Oni can be translated as demons, ogres or trolls. Oni are to blame for the disasters and diseases that plague humanity, associating them with demons and Oni came in many different forms and were thought to be invisible ghosts.

The modern image of Oni: AKA Ogre from Yu Yu Hakusho

However, in recent times, Oni have been anthropomorphized into ogre-like creatures with oddly-colored skin and horns thanks to influences from India, China and the Onmyouji. Oni are clad in leopard-print loin cloths and carry iron clubs much like trolls. They have horns and cat-like fangs due to their association with the Northeast direction, the Demon Gate – an unlucky direction through which spirits passed, which is the ox-tiger direction in the Chinese zodiac.

Oni are thought to be the devilish underlings of Enma-O, hence their stereotypical appearances in Yu Yu Hakusho. They are driven out during festivals like Setsubun in which people throw soybeans and shout “Oni go out! Blessings come in!” However, Oni lately have been characterized as more protective than harmful, hence their more genial attitude in anime.

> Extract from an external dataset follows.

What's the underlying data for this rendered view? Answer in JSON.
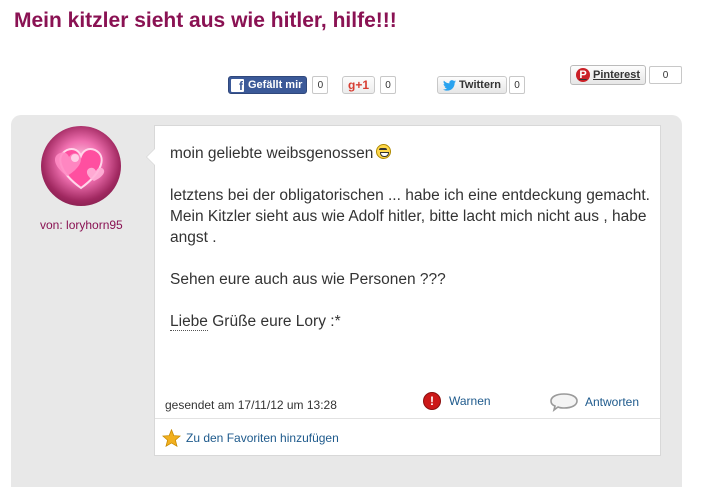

It’s important to note that there is only one kind of Oni, and many types of Yokai. Yokai are living legends with heavy Shinto influences. Just as Oni were disastrous forces, Yokai span the line of supernatural from mysterious to downright lucky. Some possess animal features while others are inanimate objects brought to life on their hundredth birthdays, an old Shinto belief. Yokai have many kinds of spiritual powers, and those that shapeshift are called Obake.

Amaterasu from the video game Okami

Popular animal Yokai include the tanuki (raccoon dog), kitsune (foxes), hebi (snakes), mujina (badgers), bakeneko (cats), okami (wolves), tsuchigumo/jorogumo (spiders) and inugami (dogs). Most of these animal spirits are mischievous and can be seen working as Shikigami for Onmyouji.

Other types of spirits include the Yuki-onna (snow woman) as well as many other weather themed spirits which can be found easily in xxxholic. There is a ton of folklore revolving around Yokai, but Shigeru Mizuki was the first to popularize Yokai through manga in the 1960’s.

Ame-warashi, the Rain Spirit from xxxholic

It’s darn near impossible to name every anime series that is influenced by Onmyouji, Oni or Yokai. When you get down to it, even Fruits Basket has a throwback to Onmyouji by centering on the Chinese Zodiac. But now hopefully some shows that are saturated in these distinctly Japanese influences – Yu Yu Hakusho, Tokyo Babylon, Haruka (In a Distant Time…), Shounen Onmyouji, Urusei Yatsura, Okami – make sense.




You Might Also Like...